**Activity**
Check every line of the data for the string "true" and copy the ones that have it.

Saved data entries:
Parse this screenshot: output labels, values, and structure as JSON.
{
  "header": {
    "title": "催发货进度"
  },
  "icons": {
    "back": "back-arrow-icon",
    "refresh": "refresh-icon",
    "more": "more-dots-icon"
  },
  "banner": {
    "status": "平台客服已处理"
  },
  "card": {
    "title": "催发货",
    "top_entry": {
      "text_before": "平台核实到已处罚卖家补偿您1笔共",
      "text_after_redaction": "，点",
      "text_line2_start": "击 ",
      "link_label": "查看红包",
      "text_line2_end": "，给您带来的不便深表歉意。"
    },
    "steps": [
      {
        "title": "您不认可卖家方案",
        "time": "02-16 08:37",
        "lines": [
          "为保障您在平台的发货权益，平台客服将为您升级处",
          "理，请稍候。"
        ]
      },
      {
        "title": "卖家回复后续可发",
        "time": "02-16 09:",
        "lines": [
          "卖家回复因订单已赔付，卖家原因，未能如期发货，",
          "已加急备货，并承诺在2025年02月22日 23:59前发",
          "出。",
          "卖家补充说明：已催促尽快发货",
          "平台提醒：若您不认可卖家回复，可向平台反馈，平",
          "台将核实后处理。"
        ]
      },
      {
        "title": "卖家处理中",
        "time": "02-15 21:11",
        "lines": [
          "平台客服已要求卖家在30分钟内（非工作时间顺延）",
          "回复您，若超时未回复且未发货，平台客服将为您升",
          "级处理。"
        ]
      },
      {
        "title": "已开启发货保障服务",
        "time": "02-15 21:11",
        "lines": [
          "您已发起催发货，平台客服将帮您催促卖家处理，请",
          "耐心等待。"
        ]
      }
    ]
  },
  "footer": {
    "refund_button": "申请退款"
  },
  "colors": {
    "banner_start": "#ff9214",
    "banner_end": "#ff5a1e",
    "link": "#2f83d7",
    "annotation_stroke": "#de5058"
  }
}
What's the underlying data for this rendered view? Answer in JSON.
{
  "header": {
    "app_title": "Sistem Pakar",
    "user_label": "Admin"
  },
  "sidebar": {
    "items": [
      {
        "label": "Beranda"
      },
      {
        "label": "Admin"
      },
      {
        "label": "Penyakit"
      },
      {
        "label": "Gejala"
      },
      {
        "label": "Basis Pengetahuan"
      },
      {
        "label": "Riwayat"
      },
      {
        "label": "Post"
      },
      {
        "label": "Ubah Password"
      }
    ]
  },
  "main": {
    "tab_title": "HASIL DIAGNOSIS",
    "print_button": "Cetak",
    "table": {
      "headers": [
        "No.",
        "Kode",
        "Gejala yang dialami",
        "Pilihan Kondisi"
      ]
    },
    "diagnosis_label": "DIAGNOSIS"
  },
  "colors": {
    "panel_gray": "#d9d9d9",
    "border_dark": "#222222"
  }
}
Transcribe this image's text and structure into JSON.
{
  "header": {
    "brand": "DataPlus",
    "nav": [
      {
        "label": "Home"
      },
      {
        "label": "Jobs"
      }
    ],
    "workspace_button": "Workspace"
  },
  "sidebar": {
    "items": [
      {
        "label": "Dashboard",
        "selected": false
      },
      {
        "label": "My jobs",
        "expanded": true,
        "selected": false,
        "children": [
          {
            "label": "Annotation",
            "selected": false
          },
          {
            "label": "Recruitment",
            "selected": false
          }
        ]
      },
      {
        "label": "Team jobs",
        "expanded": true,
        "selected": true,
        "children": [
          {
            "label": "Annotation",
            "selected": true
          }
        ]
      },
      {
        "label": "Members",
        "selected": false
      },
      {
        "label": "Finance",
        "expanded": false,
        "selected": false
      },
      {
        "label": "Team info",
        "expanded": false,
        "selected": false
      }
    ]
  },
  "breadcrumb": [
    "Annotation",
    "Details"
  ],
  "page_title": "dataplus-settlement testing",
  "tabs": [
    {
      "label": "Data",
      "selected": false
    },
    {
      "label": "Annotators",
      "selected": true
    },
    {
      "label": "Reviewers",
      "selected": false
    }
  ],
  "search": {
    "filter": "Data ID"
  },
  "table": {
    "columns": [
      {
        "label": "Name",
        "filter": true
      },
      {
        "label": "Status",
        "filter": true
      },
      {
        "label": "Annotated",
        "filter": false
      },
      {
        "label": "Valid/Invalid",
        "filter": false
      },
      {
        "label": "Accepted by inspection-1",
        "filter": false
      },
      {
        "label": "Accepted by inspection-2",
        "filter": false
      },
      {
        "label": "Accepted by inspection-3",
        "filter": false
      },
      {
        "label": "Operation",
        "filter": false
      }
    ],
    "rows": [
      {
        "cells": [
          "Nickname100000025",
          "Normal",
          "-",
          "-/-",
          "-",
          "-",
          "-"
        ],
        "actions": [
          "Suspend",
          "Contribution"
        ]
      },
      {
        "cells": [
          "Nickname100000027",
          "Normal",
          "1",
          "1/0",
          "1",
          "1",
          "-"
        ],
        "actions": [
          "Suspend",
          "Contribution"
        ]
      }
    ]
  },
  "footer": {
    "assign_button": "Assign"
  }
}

**Your solution**
        "expanded": true,
        "expanded": true,
        "selected": true,
            "selected": true
      "selected": true
        "filter": true
        "filter": true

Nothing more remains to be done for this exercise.